All lines in the records below with the word "this" must be returned.
--- Data shown ---
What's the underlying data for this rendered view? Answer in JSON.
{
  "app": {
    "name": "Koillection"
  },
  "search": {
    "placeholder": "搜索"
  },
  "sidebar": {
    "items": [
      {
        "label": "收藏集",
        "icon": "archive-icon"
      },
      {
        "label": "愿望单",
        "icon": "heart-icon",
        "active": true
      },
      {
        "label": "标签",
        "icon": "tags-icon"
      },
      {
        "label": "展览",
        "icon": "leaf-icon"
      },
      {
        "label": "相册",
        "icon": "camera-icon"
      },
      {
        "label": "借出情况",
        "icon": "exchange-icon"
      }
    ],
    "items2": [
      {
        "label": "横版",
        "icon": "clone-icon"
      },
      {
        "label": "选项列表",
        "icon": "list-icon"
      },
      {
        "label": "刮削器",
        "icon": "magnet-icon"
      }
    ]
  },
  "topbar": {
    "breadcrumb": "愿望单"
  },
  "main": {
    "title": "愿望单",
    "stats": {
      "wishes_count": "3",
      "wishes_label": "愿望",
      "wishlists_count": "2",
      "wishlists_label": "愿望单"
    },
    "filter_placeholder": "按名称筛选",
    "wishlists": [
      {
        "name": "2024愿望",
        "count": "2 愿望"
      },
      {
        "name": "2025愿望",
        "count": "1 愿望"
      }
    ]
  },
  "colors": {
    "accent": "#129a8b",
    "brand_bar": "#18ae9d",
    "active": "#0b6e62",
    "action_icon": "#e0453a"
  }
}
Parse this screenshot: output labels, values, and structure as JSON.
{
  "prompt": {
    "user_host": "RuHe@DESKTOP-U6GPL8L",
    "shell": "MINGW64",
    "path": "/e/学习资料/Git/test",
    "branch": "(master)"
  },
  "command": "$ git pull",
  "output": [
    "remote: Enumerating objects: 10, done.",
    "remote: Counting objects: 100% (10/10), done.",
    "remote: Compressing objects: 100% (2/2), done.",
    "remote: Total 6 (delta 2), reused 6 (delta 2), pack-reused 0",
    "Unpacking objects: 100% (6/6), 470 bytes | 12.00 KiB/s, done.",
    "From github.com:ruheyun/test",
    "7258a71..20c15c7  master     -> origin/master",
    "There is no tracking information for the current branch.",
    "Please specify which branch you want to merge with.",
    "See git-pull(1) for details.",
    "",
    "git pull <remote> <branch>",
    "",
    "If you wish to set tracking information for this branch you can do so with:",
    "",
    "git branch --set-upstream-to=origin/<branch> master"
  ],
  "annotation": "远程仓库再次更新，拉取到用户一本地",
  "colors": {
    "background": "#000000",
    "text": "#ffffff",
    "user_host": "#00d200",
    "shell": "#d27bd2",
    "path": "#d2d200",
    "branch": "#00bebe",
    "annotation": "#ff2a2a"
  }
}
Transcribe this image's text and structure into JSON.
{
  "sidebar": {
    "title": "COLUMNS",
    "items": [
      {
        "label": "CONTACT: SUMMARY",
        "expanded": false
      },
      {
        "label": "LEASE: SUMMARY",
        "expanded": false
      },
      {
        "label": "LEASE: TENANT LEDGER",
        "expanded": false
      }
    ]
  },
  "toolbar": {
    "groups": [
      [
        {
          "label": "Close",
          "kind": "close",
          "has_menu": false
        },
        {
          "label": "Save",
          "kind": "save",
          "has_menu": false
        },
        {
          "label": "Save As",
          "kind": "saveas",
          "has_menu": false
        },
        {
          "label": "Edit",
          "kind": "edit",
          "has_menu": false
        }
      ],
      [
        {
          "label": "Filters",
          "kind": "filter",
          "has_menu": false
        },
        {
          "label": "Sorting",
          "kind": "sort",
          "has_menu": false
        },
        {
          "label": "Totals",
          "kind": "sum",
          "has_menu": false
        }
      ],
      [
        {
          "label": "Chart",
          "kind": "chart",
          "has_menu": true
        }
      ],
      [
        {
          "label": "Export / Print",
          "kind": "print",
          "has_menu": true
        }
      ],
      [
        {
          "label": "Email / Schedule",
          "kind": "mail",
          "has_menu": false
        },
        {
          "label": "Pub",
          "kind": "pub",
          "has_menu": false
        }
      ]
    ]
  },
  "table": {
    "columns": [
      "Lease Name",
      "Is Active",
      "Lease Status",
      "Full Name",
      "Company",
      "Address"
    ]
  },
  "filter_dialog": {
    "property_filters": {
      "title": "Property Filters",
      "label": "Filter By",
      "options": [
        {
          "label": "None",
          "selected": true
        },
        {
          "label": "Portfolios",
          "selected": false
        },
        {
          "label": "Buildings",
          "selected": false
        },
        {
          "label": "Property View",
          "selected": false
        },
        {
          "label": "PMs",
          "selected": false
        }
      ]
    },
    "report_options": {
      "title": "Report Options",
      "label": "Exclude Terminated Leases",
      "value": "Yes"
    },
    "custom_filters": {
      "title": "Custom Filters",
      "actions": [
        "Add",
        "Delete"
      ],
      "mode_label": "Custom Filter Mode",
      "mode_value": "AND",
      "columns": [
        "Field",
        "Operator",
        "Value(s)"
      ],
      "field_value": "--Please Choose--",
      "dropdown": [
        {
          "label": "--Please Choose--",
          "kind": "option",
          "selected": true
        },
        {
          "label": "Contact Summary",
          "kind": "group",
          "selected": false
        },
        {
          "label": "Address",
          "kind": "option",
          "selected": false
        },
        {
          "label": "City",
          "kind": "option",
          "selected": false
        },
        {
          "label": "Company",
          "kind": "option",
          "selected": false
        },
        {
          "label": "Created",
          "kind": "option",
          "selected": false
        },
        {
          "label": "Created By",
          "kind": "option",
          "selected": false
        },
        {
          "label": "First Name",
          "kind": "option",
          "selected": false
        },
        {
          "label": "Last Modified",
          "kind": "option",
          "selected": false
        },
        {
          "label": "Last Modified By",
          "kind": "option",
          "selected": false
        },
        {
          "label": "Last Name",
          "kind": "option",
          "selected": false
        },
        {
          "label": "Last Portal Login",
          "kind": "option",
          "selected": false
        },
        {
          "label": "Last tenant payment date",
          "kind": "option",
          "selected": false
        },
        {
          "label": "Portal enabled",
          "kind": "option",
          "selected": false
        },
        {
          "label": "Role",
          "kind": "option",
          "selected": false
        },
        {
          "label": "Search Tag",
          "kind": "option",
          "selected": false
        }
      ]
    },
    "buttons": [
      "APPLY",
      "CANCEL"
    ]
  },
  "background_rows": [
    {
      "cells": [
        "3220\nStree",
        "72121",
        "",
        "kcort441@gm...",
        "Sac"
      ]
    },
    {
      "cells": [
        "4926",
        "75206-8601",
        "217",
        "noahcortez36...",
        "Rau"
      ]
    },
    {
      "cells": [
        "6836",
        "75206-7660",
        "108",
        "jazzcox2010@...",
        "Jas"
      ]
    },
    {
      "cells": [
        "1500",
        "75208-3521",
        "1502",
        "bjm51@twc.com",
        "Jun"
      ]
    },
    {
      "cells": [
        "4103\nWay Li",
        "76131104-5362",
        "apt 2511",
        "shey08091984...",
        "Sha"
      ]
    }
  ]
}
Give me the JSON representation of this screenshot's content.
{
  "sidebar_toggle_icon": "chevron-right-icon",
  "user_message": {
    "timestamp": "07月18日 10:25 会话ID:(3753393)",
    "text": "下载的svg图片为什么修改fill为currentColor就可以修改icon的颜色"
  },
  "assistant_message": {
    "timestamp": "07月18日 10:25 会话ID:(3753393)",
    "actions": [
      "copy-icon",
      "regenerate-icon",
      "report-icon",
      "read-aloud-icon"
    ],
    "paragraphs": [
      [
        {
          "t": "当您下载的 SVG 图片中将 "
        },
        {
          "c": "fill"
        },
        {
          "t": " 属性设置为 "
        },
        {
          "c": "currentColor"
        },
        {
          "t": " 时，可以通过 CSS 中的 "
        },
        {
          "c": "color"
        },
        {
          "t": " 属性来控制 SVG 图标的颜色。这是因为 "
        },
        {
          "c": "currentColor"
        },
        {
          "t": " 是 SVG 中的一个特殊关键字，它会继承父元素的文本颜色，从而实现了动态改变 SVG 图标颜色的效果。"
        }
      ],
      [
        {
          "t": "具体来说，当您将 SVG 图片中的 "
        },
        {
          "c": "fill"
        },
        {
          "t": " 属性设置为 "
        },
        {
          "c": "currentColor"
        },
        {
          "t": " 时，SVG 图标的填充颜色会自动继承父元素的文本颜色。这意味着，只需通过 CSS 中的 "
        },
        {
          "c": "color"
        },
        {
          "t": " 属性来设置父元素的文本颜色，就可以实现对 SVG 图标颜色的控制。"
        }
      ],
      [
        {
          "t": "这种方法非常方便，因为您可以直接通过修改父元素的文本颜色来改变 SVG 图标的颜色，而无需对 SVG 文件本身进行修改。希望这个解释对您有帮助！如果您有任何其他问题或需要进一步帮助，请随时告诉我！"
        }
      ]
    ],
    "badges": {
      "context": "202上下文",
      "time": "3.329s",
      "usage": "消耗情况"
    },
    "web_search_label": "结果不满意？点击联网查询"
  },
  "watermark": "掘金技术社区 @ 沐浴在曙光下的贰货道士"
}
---
Worked solution:
What's the underlying data for this rendered view? Answer in JSON.
Parse this screenshot: output labels, values, and structure as JSON.
    "If you wish to set tracking information for this branch you can do so with:",
Transcribe this image's text and structure into JSON.
Give me the JSON representation of this screenshot's content.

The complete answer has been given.